After waiting for quite some time I was finally accepted into a pain clinic. The specialists there are awesome. My observation is that doctors generally require more time and funding to understand each unique case and in order to really help. I would not be here if it wasn’t for them, at one point I just wanted to end my life. The pain clinic has been my only place of hope.
I also took part of my life back by getting off of most of the medications I was prescribed except for the opioids. I also use CBD for pain and spend $175 per bottle, but without it I would likely be on many more medications. I have been getting injections into my hips and back for the last 5 years. I still see a psychologist just to try and release some of my anger towards my situation. I have spent over $50,000 dollars on the pain in my body. I’m grateful I’m able to purchase what I need but there are many people who can’t.
For me it’s 2 steps forward, 1 back every day. My pain is constant and never ending. The strength and degree of pain depends on my actions and determination for that day. If I can stand up, then it’s one foot in front of the other, but if I can’t then I will still continue to try.
I'm aways hopeful that something will change.

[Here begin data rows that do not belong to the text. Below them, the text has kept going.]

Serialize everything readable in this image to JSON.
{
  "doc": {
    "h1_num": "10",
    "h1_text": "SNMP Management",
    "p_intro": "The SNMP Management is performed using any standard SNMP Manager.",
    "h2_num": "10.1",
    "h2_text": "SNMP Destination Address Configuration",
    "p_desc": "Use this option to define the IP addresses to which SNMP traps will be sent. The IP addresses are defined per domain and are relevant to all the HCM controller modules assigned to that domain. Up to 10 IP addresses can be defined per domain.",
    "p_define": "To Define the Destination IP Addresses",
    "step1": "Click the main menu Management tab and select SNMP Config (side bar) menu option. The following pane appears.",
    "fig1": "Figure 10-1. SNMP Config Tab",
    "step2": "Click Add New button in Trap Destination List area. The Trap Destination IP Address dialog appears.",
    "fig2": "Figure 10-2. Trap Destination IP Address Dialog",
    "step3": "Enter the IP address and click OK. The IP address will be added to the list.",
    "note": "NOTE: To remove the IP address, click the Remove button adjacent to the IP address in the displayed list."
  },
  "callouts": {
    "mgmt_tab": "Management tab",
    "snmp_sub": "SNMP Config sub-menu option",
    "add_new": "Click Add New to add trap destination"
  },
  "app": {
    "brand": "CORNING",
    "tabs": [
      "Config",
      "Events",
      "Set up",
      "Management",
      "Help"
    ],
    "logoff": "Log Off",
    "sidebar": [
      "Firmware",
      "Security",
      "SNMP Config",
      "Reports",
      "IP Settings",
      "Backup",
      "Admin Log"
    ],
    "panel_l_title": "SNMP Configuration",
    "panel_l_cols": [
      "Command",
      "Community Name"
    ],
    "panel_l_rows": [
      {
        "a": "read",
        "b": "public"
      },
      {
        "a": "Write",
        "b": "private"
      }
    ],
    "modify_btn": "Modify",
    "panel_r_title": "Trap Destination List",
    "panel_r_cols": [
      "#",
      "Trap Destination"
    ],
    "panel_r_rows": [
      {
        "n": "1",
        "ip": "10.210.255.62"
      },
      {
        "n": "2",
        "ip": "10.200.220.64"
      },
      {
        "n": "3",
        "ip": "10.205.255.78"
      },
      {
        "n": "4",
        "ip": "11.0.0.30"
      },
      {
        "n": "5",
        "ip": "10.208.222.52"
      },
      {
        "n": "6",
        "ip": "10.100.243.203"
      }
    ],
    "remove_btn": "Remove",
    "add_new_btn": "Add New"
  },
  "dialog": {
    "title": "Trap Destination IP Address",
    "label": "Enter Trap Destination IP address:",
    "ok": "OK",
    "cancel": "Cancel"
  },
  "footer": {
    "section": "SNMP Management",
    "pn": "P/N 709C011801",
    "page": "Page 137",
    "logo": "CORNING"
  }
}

This featured story is part of Pain BC's chronic pain awareness campaign for National Pain Awareness Week (NPAW). Find out more about the campaign here.